A U.S. government contractor jailed for four years in Cuba appealed to President Barack Obama on Tuesday to take any steps necessary to secure his release.
"Why am I still here? With the utmost respect, Mr. President, I fear that my government - the very government I was serving when I began this nightmare - has abandoned me," Alan Gross wrote in a letter to Obama.
White House spokesman Jay Carney said Obama had "personally engaged foreign leaders and other international figures to use their influence with Cuba" to have Gross freed, adding that the administration renewed its call for his release.
Gross' letter was read aloud by his wife at a vigil in Lafayette Square across from the White House on Tuesday to mark his fourth anniversary in jail.
"It is clear to me, Mr. President, that only with your personal involvement can my release be secured," Gross wrote.
Tuesday's vigil signaled a change of tactic by the Gross family, which has previously steered clear of asking Obama to negotiate with Cuba, preferring instead to demand his unconditional release.
Gross, 64, of Potomac, Maryland, was arrested in Havana on December 3, 2009, for his work on a semi-covert U.S. program promoting political change on the island. Cuba has said it considered the work to be subversive.
Gross said he was in Cuba to set up communications equipment to give unrestricted Internet access to Jewish groups. A Cuban judge said that activity was a crime against the state and sentenced Gross to 15 years.
"There has to be dialogue (with Cuba)," Gross' wife, Judy, told Reuters. "If we carry on treating it the way we have been I think that's a death sentence for Alan. He'll die in jail. President Obama needs to make it his personal crusade."
Cuba had agreed to sit down with U.S. government officials, without conditions, she said, to discuss possible terms leading to her husband's release and return home. But the State Department has rejected any negotiated settlement of the case out of hand.
In other cases of Americans jailed abroad, including North Korea, the United States has appointed a special envoy to negotiate, Judy Gross said. That has not happened in Alan Gross' case, she said, nor has Obama responded to repeated letters from the family requesting a meeting.

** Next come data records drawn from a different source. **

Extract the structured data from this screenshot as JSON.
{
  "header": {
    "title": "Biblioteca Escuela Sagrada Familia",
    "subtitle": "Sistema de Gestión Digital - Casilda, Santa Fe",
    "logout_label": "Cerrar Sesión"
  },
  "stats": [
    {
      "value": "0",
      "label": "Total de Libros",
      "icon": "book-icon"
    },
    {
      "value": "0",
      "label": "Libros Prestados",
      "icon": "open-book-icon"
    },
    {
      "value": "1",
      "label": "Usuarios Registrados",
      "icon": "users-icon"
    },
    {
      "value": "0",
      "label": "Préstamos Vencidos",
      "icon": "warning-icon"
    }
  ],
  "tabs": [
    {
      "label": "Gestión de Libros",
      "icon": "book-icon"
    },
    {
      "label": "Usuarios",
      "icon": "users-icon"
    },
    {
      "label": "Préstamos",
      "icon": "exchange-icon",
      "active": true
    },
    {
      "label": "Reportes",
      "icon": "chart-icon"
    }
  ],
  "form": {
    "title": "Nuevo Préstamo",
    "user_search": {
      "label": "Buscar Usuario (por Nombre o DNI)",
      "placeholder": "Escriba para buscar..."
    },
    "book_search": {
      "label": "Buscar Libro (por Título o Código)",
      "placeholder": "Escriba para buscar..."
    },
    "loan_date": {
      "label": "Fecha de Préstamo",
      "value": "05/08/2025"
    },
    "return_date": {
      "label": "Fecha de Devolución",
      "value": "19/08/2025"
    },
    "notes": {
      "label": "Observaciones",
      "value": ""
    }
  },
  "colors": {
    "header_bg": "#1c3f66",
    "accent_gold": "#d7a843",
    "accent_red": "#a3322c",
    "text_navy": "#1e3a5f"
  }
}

A representative of the Gross family said more than 100 people attended Tuesday's vigil.
Last month Obama was sent a letter by a bipartisan group of 66 senators, led by Patrick Leahy, a senior Democrat, that urged the president "to act expeditiously to take whatever steps are in the national interest to obtain his release."
A separate letter signed by 14 senators, including two of Cuban descent, Robert Menendez of New Jersey and Marco Rubio of Florida, took a tougher line rejecting any negotiations, calling on Obama to work toward securing Gross's unconditional release.

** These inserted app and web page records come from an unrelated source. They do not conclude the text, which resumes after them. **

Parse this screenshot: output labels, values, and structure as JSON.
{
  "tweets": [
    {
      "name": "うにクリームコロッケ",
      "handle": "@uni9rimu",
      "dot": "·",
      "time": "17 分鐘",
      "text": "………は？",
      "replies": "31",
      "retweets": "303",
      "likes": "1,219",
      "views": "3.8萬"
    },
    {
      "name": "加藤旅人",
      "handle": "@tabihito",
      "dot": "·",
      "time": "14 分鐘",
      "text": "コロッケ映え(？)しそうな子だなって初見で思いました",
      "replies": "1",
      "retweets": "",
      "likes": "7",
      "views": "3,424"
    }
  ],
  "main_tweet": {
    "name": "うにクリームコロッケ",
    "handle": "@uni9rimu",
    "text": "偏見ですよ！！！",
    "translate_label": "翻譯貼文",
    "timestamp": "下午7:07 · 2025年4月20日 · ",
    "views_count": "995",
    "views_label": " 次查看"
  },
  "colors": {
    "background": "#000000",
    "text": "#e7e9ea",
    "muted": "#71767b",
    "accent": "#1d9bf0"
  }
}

"Rather than simply demanding his release - which has achieved nothing in four years - the administration needs to act, as it has in cases of other Americans imprisoned overseas, to bring Alan home to his wife Judy and his family," Leahy, the Senate's most senior member, said in a statement on Tuesday.
Tuesday's vigil was attended by 75 Jewish leaders politicians, family and friends.
Gross has lost more than 100 pounds in jail, suffers from chronic arthritis, and his mental health is deteriorating, according to his family. "He's gone from a happy go-lucky, gregarious person, to very down and depressed," said his wife.
But a visit this summer by independent doctors had reassured the family he was not suffering from cancer after a growth was detected on his shoulder.
The U.S. State Department also marked the anniversary by calling for the immediate release of Gross saying his continued captivity on the communist-ruled island was "gravely disappointing."
The Gross case has become a major obstacle to improved U.S. relations with Cuba after more than 50 years of hostility.
It remains unclear what steps the Obama administration can take to obtain Gross's release. Cuba has hinted it would release him in return for four Cubans jailed on espionage charges in the United States, but Washington has flatly ruled that out.
Other options might include an apology issued by the Obama administration to Cuba for sponsoring Gross' activities in violation of Cuban law, or some relaxation of U.S. economic restrictions on trade between the two countries such as removal of Cuba from the U.S. list of state sponsors of terrorism.
(Additional reporting by Steve Holland in Washington; Editing by Bill Trott)